Sample of Sources Used:
- Borzi, P (2009) Retiree Health VEBAs: A New Twist On An Old Paradigm Implications for Retirees, Unions and Employers. March
- Chassen, A (1991) Funding Retiree Health Benefits Management Accounting; Mar 1991; 72, 9; ProQuest Health Management pg. 20
- Duquette, R, Balestrier, S (1992) An Old Idea Makes a Comeback. Management Accounting. Montvale: Dec 1992. Vol. 74, Iss. 6; pg. 48, 5 pgs
- Ghilarducci, T. (2007) The New Treaty of Detroit: Are Voluntary Employee Benefits Associations Organized Labor's Way Forward, or the Remnants of a Once Glorious Past?
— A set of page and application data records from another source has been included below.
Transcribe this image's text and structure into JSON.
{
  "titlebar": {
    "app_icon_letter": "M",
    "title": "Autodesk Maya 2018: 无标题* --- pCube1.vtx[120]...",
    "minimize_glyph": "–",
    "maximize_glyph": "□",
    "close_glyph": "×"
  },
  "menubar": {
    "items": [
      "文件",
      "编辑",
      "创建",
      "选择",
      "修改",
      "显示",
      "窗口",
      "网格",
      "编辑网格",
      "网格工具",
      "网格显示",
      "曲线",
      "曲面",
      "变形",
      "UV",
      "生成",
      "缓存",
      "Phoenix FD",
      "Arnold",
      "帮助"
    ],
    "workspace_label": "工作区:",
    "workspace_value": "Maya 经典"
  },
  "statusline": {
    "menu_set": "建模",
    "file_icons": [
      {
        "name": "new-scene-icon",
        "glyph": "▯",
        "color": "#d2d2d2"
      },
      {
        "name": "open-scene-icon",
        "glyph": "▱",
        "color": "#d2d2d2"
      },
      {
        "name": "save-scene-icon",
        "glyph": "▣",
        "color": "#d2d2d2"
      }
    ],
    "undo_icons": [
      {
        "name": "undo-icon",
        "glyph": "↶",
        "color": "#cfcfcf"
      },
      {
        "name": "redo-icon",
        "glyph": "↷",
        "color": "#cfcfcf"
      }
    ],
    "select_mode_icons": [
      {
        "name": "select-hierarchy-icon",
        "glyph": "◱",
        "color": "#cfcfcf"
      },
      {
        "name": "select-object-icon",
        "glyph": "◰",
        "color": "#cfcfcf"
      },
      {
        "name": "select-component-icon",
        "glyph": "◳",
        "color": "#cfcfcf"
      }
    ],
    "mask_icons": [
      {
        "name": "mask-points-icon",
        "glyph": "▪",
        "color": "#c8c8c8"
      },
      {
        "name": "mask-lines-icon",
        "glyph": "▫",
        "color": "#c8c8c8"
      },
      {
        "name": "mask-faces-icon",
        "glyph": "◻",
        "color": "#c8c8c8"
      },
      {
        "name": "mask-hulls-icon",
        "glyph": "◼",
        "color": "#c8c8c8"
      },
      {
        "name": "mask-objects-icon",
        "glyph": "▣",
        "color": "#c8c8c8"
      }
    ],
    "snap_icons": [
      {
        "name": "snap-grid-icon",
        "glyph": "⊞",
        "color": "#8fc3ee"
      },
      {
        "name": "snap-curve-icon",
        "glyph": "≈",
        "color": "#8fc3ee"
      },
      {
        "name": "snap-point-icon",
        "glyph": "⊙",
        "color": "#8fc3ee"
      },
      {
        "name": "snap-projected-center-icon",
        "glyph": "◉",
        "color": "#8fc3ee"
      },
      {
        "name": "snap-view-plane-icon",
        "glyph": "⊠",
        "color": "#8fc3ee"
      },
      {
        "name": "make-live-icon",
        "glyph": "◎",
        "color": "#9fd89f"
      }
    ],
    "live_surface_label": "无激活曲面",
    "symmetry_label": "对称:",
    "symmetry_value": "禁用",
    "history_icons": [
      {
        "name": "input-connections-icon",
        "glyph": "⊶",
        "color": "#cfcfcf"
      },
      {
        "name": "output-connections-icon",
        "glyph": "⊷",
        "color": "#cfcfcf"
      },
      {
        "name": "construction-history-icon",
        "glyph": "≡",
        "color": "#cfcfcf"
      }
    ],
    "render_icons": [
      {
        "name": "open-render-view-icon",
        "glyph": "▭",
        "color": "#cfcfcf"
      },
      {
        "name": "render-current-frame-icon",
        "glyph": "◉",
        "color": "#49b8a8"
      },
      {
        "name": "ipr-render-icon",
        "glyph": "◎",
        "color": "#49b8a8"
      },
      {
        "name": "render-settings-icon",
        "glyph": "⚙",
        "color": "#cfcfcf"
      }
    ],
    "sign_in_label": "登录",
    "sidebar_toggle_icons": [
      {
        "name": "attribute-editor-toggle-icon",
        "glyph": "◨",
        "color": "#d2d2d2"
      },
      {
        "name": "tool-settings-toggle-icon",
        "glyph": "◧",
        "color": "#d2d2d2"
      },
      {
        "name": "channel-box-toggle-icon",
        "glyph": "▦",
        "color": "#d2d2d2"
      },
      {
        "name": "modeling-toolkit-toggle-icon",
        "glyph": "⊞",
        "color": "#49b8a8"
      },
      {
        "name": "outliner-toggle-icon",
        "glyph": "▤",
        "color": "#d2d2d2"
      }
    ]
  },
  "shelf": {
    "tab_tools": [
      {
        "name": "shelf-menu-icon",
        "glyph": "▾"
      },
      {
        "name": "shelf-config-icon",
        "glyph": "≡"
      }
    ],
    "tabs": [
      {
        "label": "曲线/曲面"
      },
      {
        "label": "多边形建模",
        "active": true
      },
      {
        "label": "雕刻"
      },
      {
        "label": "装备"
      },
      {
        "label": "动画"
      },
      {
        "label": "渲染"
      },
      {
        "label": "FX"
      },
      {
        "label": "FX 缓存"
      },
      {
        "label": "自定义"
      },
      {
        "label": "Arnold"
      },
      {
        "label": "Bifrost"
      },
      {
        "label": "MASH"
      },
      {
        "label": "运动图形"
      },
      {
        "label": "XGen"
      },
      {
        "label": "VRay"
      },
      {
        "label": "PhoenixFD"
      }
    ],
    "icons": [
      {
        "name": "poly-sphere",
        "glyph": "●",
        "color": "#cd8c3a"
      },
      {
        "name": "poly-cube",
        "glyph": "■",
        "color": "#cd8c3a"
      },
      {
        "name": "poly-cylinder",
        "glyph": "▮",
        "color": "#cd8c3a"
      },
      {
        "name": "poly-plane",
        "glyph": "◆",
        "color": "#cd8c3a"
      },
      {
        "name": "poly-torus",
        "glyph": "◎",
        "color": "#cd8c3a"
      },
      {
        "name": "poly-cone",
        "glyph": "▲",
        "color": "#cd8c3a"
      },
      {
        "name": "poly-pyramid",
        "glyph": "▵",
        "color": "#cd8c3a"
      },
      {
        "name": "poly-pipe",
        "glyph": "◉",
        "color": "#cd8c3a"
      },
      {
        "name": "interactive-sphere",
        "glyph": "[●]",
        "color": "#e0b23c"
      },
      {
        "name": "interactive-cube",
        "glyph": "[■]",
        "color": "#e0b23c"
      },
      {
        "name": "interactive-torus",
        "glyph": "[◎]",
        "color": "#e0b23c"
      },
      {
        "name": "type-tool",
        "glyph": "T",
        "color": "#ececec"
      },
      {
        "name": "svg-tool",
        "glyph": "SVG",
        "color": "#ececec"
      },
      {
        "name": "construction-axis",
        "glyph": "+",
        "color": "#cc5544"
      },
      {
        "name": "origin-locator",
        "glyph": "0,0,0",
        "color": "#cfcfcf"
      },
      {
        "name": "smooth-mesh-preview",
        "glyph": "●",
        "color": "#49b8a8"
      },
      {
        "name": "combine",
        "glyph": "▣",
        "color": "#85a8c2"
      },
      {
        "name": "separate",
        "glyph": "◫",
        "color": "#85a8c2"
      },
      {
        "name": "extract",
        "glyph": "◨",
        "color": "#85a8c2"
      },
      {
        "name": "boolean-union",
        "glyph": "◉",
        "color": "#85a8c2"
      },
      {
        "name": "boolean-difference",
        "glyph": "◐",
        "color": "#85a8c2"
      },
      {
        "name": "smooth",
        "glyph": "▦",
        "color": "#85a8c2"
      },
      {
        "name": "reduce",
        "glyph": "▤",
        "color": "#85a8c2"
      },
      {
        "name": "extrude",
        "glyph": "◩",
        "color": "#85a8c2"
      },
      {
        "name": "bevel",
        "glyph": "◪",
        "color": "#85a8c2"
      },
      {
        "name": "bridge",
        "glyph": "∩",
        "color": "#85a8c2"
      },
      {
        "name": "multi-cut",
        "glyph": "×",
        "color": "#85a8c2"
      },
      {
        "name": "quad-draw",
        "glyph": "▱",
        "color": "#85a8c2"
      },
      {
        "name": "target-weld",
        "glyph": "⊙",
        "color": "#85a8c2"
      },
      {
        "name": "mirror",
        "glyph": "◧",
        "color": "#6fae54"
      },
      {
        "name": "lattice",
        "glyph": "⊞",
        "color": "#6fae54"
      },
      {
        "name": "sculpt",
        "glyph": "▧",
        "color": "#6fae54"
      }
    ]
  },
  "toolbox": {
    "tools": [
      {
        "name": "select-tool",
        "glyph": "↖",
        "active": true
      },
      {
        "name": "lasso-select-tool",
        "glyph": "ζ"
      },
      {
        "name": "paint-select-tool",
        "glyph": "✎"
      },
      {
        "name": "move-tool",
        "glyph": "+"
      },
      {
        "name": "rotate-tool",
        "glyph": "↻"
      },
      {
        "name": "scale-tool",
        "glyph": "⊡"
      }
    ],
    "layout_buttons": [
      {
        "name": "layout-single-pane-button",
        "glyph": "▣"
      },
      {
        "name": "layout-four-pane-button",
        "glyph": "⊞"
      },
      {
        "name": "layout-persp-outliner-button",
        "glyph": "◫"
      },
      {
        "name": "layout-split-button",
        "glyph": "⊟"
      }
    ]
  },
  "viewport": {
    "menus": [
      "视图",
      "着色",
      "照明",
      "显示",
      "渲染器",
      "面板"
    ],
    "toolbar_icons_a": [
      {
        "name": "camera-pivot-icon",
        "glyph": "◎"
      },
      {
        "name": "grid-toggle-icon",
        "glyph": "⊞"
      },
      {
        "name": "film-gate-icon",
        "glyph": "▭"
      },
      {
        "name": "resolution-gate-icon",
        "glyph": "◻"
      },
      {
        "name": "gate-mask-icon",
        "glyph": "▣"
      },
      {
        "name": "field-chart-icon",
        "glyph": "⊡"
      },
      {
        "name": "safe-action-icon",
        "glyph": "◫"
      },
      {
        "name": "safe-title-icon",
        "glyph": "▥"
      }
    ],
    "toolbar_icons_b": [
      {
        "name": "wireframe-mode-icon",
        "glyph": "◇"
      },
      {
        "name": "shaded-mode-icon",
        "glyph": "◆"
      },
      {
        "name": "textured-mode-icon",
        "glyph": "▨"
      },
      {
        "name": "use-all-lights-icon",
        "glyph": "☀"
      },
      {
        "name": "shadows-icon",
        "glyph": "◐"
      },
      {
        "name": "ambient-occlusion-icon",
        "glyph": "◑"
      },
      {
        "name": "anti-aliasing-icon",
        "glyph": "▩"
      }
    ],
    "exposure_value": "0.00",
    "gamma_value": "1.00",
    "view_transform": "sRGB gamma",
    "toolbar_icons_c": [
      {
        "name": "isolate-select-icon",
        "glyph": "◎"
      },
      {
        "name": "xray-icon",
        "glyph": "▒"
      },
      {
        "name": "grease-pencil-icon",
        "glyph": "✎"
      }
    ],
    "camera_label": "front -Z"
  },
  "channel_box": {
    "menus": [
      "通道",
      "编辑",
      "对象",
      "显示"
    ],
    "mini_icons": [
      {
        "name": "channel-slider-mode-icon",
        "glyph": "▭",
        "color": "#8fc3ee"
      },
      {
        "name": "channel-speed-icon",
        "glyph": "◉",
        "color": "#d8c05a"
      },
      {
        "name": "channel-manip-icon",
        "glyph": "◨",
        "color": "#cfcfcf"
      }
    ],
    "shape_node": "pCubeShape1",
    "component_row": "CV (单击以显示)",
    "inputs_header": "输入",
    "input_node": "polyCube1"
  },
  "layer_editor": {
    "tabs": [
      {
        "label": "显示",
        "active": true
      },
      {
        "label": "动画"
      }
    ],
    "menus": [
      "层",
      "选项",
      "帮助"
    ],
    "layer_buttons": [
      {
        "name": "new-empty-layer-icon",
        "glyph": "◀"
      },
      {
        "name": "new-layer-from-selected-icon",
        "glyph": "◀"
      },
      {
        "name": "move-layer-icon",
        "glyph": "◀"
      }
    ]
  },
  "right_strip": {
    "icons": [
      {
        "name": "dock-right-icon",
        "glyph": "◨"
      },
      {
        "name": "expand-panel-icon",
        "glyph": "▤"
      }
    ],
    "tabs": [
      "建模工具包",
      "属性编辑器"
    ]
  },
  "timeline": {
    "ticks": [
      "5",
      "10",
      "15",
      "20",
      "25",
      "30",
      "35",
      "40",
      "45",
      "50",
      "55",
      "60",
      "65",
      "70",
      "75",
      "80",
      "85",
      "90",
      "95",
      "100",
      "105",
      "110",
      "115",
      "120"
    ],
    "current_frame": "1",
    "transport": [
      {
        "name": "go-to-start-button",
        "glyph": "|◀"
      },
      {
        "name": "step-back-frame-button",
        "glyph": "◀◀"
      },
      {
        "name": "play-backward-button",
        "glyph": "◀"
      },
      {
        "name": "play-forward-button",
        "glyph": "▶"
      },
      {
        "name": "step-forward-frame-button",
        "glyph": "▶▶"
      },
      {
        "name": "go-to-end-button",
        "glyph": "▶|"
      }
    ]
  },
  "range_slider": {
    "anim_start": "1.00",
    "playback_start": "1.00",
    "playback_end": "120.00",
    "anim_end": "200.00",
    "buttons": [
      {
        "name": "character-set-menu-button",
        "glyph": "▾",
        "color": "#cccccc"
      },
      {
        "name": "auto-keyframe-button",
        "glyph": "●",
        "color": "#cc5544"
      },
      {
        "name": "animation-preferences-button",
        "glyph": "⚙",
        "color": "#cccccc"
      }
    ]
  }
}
New Labor Market Institutions and the Public Policy Response: A Symposium to Honor Lloyd Ulman Berkeley, California
- Kaiser/Hewitt Survey of Retiree Health Benefits, 2006,"Retiree Health Benefits Examined," p. 20, Exhibit17 (Dec. 2006).
Cite this Analytical Essay:
Voluntary Employees' Beneficiary Associations ("VEBAs") (2010, April 19) Retrieved July 17, 2019, from https://www.academon.com/analytical-essay/voluntary-employees-beneficiary-associations-vebas-119324/
"Voluntary Employees' Beneficiary Associations ("VEBAs")" 19 April 2010. Web. 17 July. 2019. <https://www.academon.com/analytical-essay/voluntary-employees-beneficiary-associations-vebas-119324/>